“Avery’s allegations are conjecture and speculation plugged in to unaccounted-for periods of Bobby’s time. That is insufficient to meet Denny,” the State noted.

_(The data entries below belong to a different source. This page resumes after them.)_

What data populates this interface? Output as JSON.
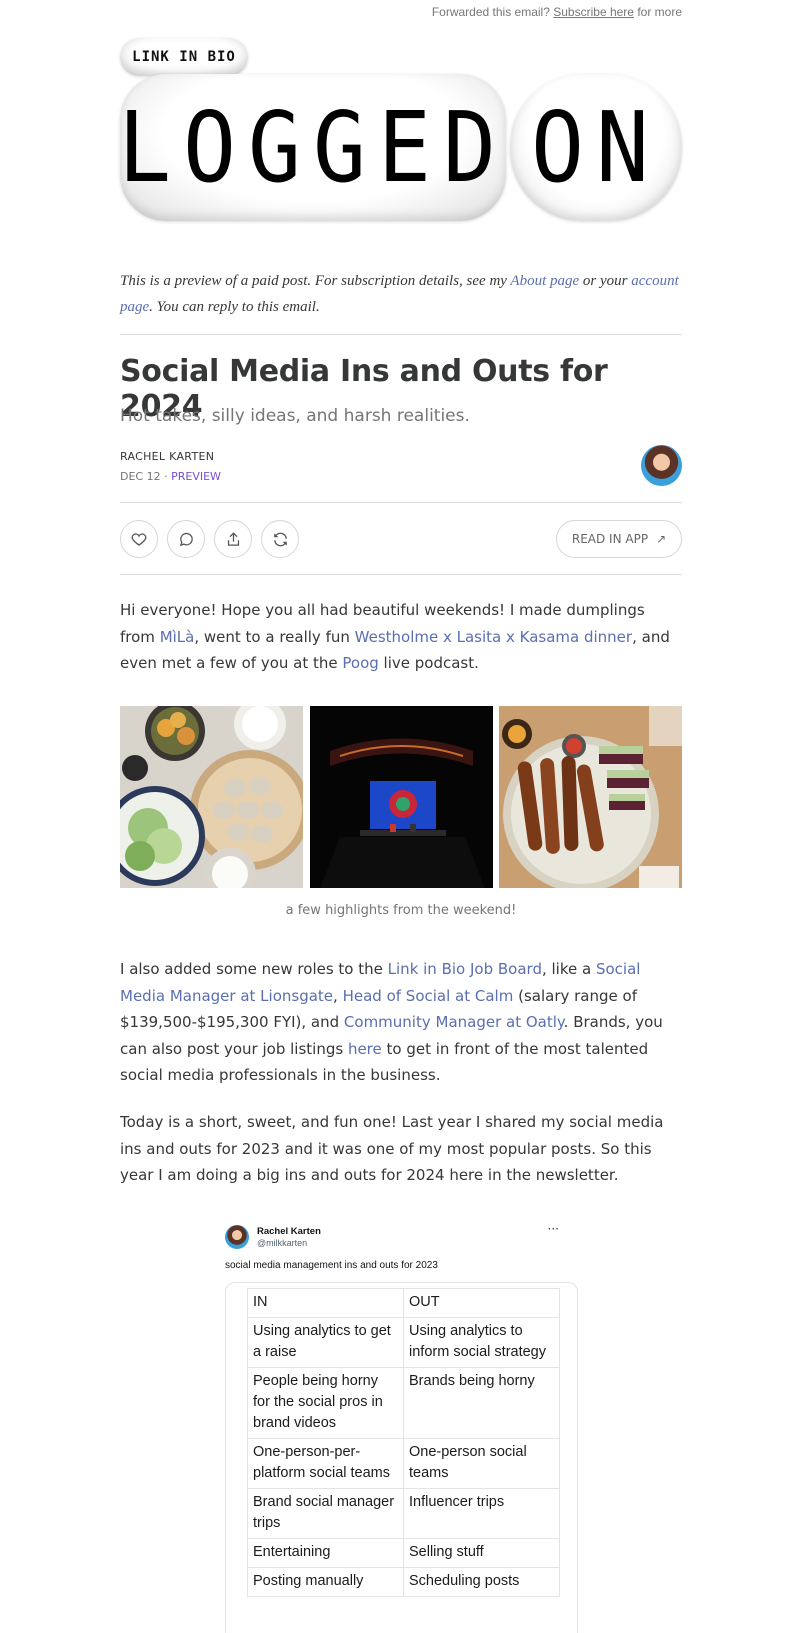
{
  "topbar": {
    "prefix": "Forwarded this email?",
    "link": "Subscribe here",
    "suffix": "for more"
  },
  "logo": {
    "small": "LINK IN BIO",
    "word1": "LOGGED",
    "word2": "ON"
  },
  "preview_note": {
    "part1": "This is a preview of a paid post. For subscription details, see my ",
    "about_link": "About page",
    "part2": " or your ",
    "account_link": "account page",
    "part3": ". You can reply to this email."
  },
  "post": {
    "title": "Social Media Ins and Outs for 2024",
    "subtitle": "Hot takes, silly ideas, and harsh realities.",
    "author": "RACHEL KARTEN",
    "date": "DEC 12",
    "separator": "·",
    "preview_label": "PREVIEW"
  },
  "actions": {
    "like_icon": "heart-icon",
    "comment_icon": "comment-icon",
    "share_icon": "share-icon",
    "restack_icon": "restack-icon",
    "read_in_app": "READ IN APP",
    "read_icon": "↗"
  },
  "body": {
    "p1": {
      "t1": "Hi everyone! Hope you all had beautiful weekends! I made dumplings from ",
      "l1": "MìLà",
      "t2": ", went to a really fun ",
      "l2": "Westholme x Lasita x Kasama dinner",
      "t3": ", and even met a few of you at the ",
      "l3": "Poog",
      "t4": " live podcast."
    },
    "caption": "a few highlights from the weekend!",
    "p2": {
      "t1": "I also added some new roles to the ",
      "l1": "Link in Bio Job Board",
      "t2": ", like a ",
      "l2": "Social Media Manager at Lionsgate",
      "t3": ", ",
      "l3": "Head of Social at Calm",
      "t4": " (salary range of $139,500-$195,300 FYI), and ",
      "l4": "Community Manager at Oatly",
      "t5": ". Brands, you can also post your job listings ",
      "l5": "here",
      "t6": " to get in front of the most talented social media professionals in the business."
    },
    "p3": "Today is a short, sweet, and fun one! Last year I shared my social media ins and outs for 2023 and it was one of my most popular posts. So this year I am doing a big ins and outs for 2024 here in the newsletter."
  },
  "tweet": {
    "name": "Rachel Karten",
    "handle": "@milkkarten",
    "more": "···",
    "text": "social media management ins and outs for 2023",
    "table": {
      "headers": [
        "IN",
        "OUT"
      ],
      "rows": [
        [
          "Using analytics to get a raise",
          "Using analytics to inform social strategy"
        ],
        [
          "People being horny for the social pros in brand videos",
          "Brands being horny"
        ],
        [
          "One-person-per-platform social teams",
          "One-person social teams"
        ],
        [
          "Brand social manager trips",
          "Influencer trips"
        ],
        [
          "Entertaining",
          "Selling stuff"
        ],
        [
          "Posting manually",
          "Scheduling posts"
        ]
      ]
    }
  },
  "colors": {
    "link": "#5a6fb0",
    "preview": "#7b4ed1",
    "text": "#363737"
  }
}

“Avery has not pled sufficient facts to meet the three prongs of Denny, and the record conclusively disproves much of what he states, which means his Brady and newly discovered evidence claims could not prevail even if he established the facts he alleges at a hearing. Even if he had met his pleading burden, though, what he submitted did not establish he could meet the newly discovered evidence or Brady tests because he cannot show that there is a reasonable probability of a different result at trial if the jury were presented …” the state added.